The anti-trust suit was filed in December last year against Microsoft for allegedly forcing companies to use its file-hosting service One Drive on Windows.
A statement from NextCloud at the time said: "OneDrive is pushed wherever users deal with file storage and Teams is a default part of Windows 11," the statement said.
"Behaviour like this is at the core of this growth of the tech giants and has to be stopped."
In the last decade, Microsoft has paid a fine of €1.6 billion (A$1.8 billion) to the EU over various violations.
The company will now help other cloud providers to offer Windows and Office directly as part of a solution they can sell and host on their own infrastructure.
The European Cloud Alliance, of which Microsoft is a member, welcomed the company's announcement.
“Cloud adoption and the development of European digital capabilities are a priority for the European Union," the ECA executive director Kim Gagné said in a statement.
"Microsoft has a unique role to play in supporting this effort. Brad Smith’s announcement today shows both understanding of and commitment to supporting this priority.
"The European Cloud Alliance is heartened that Microsoft has listened to its European partners in charting this way forward.
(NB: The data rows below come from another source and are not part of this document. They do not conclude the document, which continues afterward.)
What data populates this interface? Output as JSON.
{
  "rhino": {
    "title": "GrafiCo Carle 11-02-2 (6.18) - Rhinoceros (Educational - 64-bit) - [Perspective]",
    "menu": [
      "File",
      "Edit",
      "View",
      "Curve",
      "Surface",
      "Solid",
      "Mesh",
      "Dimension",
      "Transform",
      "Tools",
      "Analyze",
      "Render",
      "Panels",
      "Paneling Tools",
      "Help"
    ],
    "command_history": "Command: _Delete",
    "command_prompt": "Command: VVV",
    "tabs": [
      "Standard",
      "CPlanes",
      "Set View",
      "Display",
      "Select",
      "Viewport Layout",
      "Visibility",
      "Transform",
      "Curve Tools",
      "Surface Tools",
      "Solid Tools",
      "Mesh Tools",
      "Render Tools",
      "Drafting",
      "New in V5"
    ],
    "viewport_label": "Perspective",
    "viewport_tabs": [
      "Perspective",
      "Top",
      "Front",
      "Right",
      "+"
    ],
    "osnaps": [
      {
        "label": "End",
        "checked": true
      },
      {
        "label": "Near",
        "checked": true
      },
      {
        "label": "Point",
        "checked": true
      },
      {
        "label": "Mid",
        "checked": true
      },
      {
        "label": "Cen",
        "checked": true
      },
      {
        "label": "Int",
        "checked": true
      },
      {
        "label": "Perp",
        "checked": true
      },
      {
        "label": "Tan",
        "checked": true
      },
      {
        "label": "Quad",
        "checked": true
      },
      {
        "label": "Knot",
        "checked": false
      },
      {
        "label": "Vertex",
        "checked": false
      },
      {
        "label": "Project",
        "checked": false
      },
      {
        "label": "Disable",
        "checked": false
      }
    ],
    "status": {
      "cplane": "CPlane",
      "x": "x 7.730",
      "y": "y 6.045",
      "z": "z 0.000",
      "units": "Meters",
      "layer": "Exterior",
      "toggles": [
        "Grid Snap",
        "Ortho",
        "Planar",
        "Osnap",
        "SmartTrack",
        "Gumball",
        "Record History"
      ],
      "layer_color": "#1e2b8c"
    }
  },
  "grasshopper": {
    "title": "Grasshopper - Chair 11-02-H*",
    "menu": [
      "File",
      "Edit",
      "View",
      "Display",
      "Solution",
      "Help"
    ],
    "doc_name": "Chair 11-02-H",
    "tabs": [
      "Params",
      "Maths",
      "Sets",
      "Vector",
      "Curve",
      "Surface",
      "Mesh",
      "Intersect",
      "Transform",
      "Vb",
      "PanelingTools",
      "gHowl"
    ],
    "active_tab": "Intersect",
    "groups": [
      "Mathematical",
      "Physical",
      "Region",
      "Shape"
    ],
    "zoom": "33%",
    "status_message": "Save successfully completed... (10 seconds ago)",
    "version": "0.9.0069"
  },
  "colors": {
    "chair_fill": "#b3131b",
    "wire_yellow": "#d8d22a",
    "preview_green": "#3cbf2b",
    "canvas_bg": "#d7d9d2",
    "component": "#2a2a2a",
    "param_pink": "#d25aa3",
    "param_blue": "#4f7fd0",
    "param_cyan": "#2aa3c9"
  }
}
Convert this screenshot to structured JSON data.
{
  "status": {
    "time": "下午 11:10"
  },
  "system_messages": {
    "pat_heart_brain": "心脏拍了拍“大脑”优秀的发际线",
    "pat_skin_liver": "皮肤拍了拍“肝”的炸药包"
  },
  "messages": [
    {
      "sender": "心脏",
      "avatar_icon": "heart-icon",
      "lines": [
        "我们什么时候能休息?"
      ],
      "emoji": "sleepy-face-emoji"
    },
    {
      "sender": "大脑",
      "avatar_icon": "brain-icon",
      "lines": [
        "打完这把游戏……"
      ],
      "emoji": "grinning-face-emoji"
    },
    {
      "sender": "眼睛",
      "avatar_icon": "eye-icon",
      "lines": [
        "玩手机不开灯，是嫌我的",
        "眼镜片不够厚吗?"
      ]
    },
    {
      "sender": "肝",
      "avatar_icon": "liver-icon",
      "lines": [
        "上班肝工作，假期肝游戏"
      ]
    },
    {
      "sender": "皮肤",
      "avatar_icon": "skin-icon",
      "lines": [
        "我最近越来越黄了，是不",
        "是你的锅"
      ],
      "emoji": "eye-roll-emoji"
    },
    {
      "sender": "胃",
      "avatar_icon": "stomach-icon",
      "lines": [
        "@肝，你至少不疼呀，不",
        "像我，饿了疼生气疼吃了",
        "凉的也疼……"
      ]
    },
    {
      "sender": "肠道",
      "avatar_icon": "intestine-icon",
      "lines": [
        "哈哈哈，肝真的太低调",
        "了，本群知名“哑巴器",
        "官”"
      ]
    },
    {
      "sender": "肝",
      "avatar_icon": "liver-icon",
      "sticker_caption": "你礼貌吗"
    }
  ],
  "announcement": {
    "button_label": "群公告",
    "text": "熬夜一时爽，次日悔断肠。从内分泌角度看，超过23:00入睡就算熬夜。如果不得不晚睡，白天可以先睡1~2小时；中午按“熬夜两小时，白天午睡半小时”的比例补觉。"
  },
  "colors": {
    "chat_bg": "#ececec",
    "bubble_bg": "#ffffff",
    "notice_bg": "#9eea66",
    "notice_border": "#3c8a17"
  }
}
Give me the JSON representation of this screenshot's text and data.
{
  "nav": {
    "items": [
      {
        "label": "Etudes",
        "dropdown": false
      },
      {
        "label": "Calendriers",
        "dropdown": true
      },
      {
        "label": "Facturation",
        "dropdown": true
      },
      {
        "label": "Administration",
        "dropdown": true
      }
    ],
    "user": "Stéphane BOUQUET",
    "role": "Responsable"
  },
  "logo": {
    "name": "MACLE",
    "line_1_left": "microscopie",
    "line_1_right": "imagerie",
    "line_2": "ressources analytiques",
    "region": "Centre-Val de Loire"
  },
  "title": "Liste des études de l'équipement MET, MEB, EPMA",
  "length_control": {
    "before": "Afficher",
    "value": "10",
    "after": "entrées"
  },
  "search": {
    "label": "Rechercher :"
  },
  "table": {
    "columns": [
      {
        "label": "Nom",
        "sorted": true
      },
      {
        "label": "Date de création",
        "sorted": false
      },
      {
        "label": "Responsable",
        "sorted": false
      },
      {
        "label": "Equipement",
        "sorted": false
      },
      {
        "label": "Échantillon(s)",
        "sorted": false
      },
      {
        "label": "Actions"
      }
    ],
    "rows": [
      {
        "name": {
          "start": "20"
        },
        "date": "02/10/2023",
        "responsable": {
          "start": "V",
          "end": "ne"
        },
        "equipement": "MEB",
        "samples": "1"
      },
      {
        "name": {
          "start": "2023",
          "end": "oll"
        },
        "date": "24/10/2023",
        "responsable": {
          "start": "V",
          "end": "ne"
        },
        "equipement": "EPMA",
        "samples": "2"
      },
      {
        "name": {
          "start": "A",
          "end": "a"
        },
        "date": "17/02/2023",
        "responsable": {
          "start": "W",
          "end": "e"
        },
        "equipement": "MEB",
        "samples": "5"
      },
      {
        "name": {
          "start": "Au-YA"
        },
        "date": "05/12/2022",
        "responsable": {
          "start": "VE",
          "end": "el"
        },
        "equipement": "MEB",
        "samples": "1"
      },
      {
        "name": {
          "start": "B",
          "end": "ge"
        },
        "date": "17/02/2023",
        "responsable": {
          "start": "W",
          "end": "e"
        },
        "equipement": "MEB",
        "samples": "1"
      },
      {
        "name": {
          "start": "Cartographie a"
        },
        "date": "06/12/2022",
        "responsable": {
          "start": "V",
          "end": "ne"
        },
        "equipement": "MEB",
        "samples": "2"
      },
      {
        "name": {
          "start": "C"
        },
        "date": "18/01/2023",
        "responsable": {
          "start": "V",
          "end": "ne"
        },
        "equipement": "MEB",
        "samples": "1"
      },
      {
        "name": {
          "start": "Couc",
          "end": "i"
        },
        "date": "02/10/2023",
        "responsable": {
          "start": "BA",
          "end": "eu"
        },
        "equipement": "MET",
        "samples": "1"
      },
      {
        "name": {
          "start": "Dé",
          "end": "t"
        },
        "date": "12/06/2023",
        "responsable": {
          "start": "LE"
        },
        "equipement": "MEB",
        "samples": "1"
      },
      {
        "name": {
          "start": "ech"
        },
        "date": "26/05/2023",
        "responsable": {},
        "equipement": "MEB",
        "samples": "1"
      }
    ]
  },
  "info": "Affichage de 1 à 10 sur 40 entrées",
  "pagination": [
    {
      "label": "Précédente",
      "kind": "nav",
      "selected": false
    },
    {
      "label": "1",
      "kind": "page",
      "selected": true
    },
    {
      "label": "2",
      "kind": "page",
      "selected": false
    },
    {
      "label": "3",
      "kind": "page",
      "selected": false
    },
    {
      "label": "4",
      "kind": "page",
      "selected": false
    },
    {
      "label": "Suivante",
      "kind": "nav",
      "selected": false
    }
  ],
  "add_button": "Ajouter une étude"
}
Hopefully, other large tech companies will take a similarly positive and productive approach to competition in the cloud.”